On October 16, 2017, the CSA published Staff Notice 51-352[1], which outlines disclosure expectations for issuers that presently have — or are engaged in developing — marijuana-related activities within U.S. states that have authorized such activity (“U.S. Marijuana Issuers”). In addition to outlining its general disclosure expectations, the CSA provided specific disclosure requirements that apply depending on how U.S. Marijuana Issuers conduct operations or are otherwise involved in the U.S. marijuana industry.

All U.S. Marijuana Issuers

For the CSA, U.S. Marijuana Issuers must describe the nature of their involvement in the U.S. marijuana industry and explain that marijuana remains illegal under U.S. federal law. In addition, all U.S. Marijuana Issuers must state that the federal government’s forbearance of enforcement is subject to change, and must disclose the resultant risks, including the risk of adverse enforcement action. Further, U.S. Marijuana Issuers must state whether and how its marijuana activities are consistent with any U.S. federal enforcement priorities. The CSA also expects all issuers to identify financing options available to them in support of continuing operations, and detail their ability to access public and private capital.

U.S. Marijuana Issuers must also include at least one of three types of disclosures, each of which relates to an issuer’s industry involvement – direct, indirect, or ancillary.

Issuers with Direct Involvement

Direct industry involvement arises when an issuer (or a subsidiary that it controls) is involved in cultivating or distributing marijuana under a U.S. state license.[2]

Issuers with direct involvement must both detail and confirm how they comply with licensing and regulatory requirements enacted by the applicable U.S. state.
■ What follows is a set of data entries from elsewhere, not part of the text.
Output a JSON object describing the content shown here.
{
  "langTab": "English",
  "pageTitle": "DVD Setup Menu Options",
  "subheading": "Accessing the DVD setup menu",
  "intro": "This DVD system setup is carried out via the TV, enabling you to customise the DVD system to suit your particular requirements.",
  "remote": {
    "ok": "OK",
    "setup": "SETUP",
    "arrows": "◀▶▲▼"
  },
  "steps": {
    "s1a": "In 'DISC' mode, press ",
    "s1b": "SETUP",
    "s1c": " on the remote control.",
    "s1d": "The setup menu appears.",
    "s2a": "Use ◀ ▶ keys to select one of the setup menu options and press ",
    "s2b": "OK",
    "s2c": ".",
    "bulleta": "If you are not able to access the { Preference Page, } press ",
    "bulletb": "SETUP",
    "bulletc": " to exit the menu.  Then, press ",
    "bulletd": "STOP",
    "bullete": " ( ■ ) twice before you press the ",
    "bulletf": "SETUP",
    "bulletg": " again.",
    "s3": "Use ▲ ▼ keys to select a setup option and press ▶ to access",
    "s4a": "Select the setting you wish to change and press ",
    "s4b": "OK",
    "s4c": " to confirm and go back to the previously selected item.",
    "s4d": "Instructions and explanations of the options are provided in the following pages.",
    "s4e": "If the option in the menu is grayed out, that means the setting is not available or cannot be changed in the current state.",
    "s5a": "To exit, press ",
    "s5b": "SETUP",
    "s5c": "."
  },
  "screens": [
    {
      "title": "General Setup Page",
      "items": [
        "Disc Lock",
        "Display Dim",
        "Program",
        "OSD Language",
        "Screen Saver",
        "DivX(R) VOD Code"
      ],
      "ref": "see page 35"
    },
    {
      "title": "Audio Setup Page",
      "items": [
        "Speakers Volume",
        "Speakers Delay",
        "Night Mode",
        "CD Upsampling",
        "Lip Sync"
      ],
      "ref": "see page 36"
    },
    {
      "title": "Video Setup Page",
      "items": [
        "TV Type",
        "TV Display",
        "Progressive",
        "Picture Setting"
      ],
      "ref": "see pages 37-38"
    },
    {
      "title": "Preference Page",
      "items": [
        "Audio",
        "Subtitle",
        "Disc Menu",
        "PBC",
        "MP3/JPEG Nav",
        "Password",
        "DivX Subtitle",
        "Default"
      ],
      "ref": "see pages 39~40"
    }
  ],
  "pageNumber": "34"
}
These issuers must provide specifics of their program and procedures for monitoring compliance with U.S. state law on an ongoing basis, and disclose facts surrounding any material non-compliance, material citations, or notices of violation.

Issuers with Indirect as well as Ancillary Involvement

Indirect industry involvement refers to instances where an issuer has a non-controlling investment in an entity that otherwise has direct involvement in the U.S. marijuana industry.[3]

U.S. Marijuana Issuers with indirect industry involvement must detail the regulations that apply in the U.S. states in which their investee(s) operate, and provide reasonable assurance that the investee’s business complies with applicable licensing and regulatory requirements within the relevant U.S. states. U.S. Marijuana Issuers with ancillary industry involvement are also required to provide a form of assurance similar to the latter.

In short, CSA Staff Notice 51-352 provides much-needed guidance on disclosure obligations. Through its Staff Notice, CSA Staff has provided U.S. Marijuana Issuers with disclosure benchmarks directed at assisting investors make sound investment decisions in light of the shifting U.S. regulatory environment. CSA Staff expect U.S. Marijuana Issuers to always remain sensitive of their obligation to evaluate, monitor, and reassess risks on an ongoing basis in order to supplement, amend prior disclosures, and communicate material changes to investors.


The author would like to thank Blanchart Arun, Student-At-Law, for his contribution to this article.

[1]Canadian Securities Administrator (CSA), “CSA Staff Notice 51-352: Issuers with U.S. Marijuana-Related Activities” <>.

[2] Ibid.

[3] Ibid.